I would recommend serving it with some caudell drizzled on top.
Note that, I didn’t care about improving the recipe or adding new-fangled things to better suit a modern palate. All I cared about was that I would eat a thing that was literally what a medieval person ate at least once. Because that’s who I am.
This led me into some trouble trying to interpret the recipe. The recipe appears to say to strain the whey from the curds and put them into the pie shell. THEN, add the egg whites and elderflowers and rose water. But the “modern translation” says to mix everything together until smooth, and pour the whole thing into the pie shell. So, which is it? Is this dish more like a cheesey crust with a meringue on top? Or is it more like a modern version of a cheesecake, with one layer of a smooth cheesey homogeneous mix?
Ultimately, I decided to go with what the “modern translation” said, figuring that medieval authors generally didn’t have the same level of explicit instruction that we do today, and that maybe the translators know better than I do what the intent was. But sometimes I wonder!
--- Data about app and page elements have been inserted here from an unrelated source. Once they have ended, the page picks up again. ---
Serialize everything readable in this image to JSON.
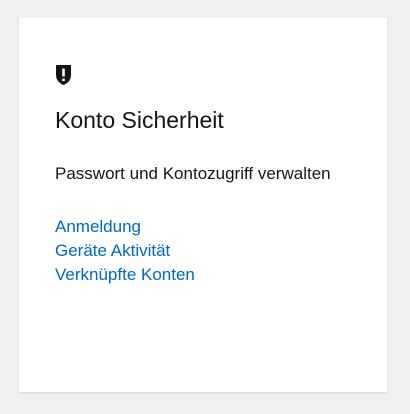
{
  "card": {
    "icon": "shield-exclamation-icon",
    "title": "Konto Sicherheit",
    "description": "Passwort und Kontozugriff verwalten",
    "links": [
      {
        "label": "Anmeldung"
      },
      {
        "label": "Geräte Aktivität"
      },
      {
        "label": "Verknüpfte Konten"
      }
    ]
  },
  "colors": {
    "background": "#f0f0f0",
    "card": "#ffffff",
    "text": "#151515",
    "link": "#0066cc"
  }
}
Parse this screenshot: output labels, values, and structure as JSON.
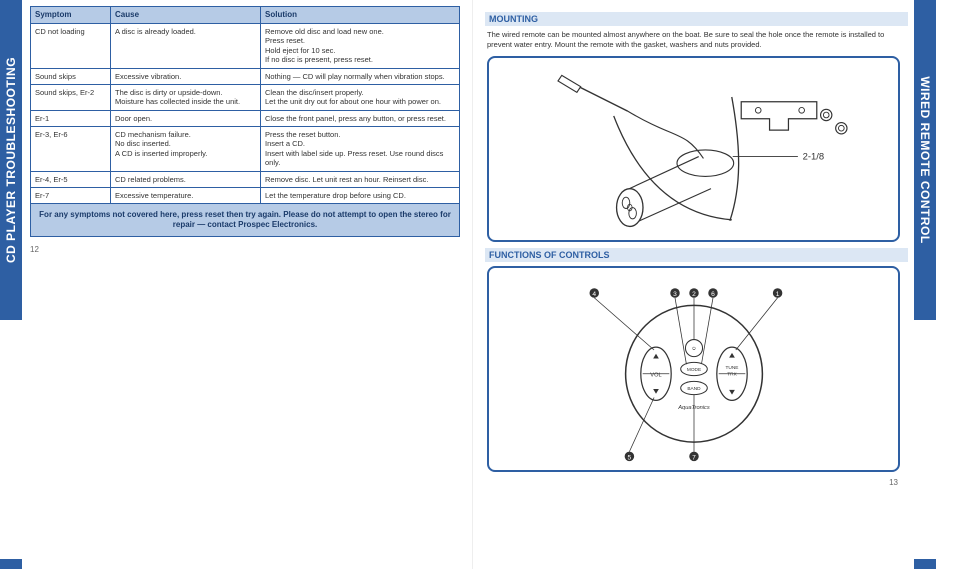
{
  "left_spine": "CD PLAYER TROUBLESHOOTING",
  "right_spine": "WIRED REMOTE CONTROL",
  "table": {
    "headers": [
      "Symptom",
      "Cause",
      "Solution"
    ],
    "rows": [
      {
        "symptom": "CD not loading",
        "cause": "A disc is already loaded.",
        "solution": "Remove old disc and load new one.\nPress reset.\nHold eject for 10 sec.\nIf no disc is present, press reset."
      },
      {
        "symptom": "Sound skips",
        "cause": "Excessive vibration.",
        "solution": "Nothing — CD will play normally when vibration stops."
      },
      {
        "symptom": "Sound skips, Er-2",
        "cause": "The disc is dirty or upside-down.\nMoisture has collected inside the unit.",
        "solution": "Clean the disc/insert properly.\nLet the unit dry out for about one hour with power on."
      },
      {
        "symptom": "Er-1",
        "cause": "Door open.",
        "solution": "Close the front panel, press any button, or press reset."
      },
      {
        "symptom": "Er-3, Er-6",
        "cause": "CD mechanism failure.\nNo disc inserted.\nA CD is inserted improperly.",
        "solution": "Press the reset button.\nInsert a CD.\nInsert with label side up. Press reset. Use round discs only."
      },
      {
        "symptom": "Er-4, Er-5",
        "cause": "CD related problems.",
        "solution": "Remove disc. Let unit rest an hour. Reinsert disc."
      },
      {
        "symptom": "Er-7",
        "cause": "Excessive temperature.",
        "solution": "Let the temperature drop before using CD."
      }
    ],
    "footer": "For any symptoms not covered here, press reset then try again.\nPlease do not attempt to open the stereo for repair — contact Prospec Electronics."
  },
  "left_pagenum": "12",
  "right": {
    "mounting_title": "MOUNTING",
    "mounting_body": "The wired remote can be mounted almost anywhere on the boat. Be sure to seal the hole once the remote is installed to prevent water entry. Mount the remote with the gasket, washers and nuts provided.",
    "dimension_label": "2-1/8",
    "functions_title": "FUNCTIONS OF CONTROLS",
    "controls": {
      "callouts": [
        "1",
        "2",
        "3",
        "4",
        "5",
        "6",
        "7"
      ],
      "labels": {
        "vol": "VOL",
        "mode": "MODE",
        "band": "BAND",
        "tune": "TUNE\\nTRK",
        "brand": "AquaTronics"
      }
    },
    "pagenum": "13"
  }
}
GUISE. Our homemade brie turned out absolutely, deliciously amazing. I was so concerned after the earlier mishap and also because I had heard that you can get “totally adequate brie” by aging it in your fridge. But this tasted like amazing, high-end brie and was so ooey-gooey runny soft. Mmmmmmm. Add the fact that it was much easier than cheddar and doesn’t need to age as long, I will definitely be making brie again!
I don’t know if I mentioned earlier, but one of the rounds of curds had a lot more moisture and was softer, whilst the other was much firmer. The instructions were kind of vague as to how firm they should be, so one I barely handled at all and the other I handled a lot when first flipping them in the forms.
The soft runny one (somewhat visible in the foreground here) was extravagantly soft and very pungent and flavorful as a cheese, because the cheese ripens faster with higher moisture. It also had a lot more mottling on the rind because moisture kept seeping out throughout the ripening process. The firmer (the main focus in the photo) one was much milder in flavor, more like brie that you have probably tried before, but was still luxuriantly soft and gooey compared to most other bries I’ve had. Both were amazing, but it was good to see how the moisture content affected the final product.
Today, after the successes I’ve had with cheddar etc, I’ve decided to try my hand at mold-ripened cheese. This was inspired by reading that, if you don’t want to buy the Penicillium candidum, you can just use a piece of some other mold-ripened cheese (like brie or Camembert) to inoculate the new cheese. I thought that sounded easy, so I went ahead and tried it.